In many companies we work with this usually starts with setting up a back-up of the WiP storage on the cloud, removing the need for nearline storage. Most of the time this highlights the benefit of the cloud without a significant outlay of money. Once confidence increases in the cloud, the next step is to put some time aside to understand the true Total Cost of Ownership for all three options – LTO, Cloud and Hybrid. The hybrid model creates an improved operational environment and provides a pathway forward should you decide to move exclusively to storing your data in the cloud at some point in the future.
Total Cost of Ownership
The only real way to evaluate and compare the costs associated with the different storage options is to define your benchmark parameters. Offsetting these parameters against a set time frame allows you to work out what option is the most financially viable for you and your business.
Suggested Scenario Parameters
Media requiring storage
Current initial storage
Data to be transferred to and from the archive per day/week
Capital Expense Analysis
Ensure that the following line items are considered:
Hardware with a support contract
Technology / Media Refresh
Real Estate / Data Centre Costs
Power and Cooling
Offsite Tape Storage
Operating Expense Analysis
The following operating expenses must also be thought through:
Daily Ops & Maintenance (should include planned downtime)
Data recovery costs
Data access cost
Will Cloud Storage Replace LTO?
It is inevitable that at some point you will need to refresh your existing storage.

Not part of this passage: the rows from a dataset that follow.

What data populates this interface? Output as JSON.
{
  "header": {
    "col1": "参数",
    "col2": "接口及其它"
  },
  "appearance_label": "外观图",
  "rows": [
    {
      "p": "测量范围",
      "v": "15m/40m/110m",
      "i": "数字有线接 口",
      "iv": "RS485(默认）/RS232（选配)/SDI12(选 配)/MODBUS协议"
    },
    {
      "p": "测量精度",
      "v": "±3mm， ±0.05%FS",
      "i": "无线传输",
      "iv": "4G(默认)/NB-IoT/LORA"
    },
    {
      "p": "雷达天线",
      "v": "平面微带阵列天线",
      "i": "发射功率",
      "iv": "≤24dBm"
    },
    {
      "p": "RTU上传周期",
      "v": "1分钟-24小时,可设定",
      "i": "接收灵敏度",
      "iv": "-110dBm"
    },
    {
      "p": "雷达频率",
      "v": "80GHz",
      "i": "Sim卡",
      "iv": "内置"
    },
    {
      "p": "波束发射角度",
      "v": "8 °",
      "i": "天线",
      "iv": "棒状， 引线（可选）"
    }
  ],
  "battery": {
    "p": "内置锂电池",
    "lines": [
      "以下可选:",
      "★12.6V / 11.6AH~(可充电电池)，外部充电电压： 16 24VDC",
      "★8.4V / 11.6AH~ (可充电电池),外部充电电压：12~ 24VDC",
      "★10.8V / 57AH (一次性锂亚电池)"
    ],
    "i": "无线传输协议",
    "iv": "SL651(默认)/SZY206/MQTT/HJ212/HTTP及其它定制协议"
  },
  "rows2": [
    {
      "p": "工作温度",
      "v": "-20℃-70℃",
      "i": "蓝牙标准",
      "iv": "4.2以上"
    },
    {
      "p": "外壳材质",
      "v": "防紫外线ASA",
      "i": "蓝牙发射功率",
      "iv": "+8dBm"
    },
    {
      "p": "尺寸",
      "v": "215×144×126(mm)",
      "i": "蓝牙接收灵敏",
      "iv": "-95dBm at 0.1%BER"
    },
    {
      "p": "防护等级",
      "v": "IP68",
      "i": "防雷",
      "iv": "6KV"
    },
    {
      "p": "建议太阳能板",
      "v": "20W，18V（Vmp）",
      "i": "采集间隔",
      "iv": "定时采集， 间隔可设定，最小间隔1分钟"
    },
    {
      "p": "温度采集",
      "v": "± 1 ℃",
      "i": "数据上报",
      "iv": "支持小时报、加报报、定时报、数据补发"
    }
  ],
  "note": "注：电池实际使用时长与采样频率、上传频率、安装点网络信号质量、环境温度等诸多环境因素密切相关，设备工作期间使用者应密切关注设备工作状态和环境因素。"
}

Many of our customers with LTO 4 and 5 are already at this point. Let’s face it, the cloud is not going away and with reduced costing from the likes of AWS and Azure (Deep Glacier is now at $1 a TB!) it will get to a point that the total cost of ownership will favour cloud in more and more situations. With this in mind, and the monumental effort that migrating large archives will take, it is worth defining a cloud strategy now!
Whether it is migrating everything to the cloud, implementing a hybrid environment or just calculating the total cost of ownership – Support Partners are here to support your journey – email@example.com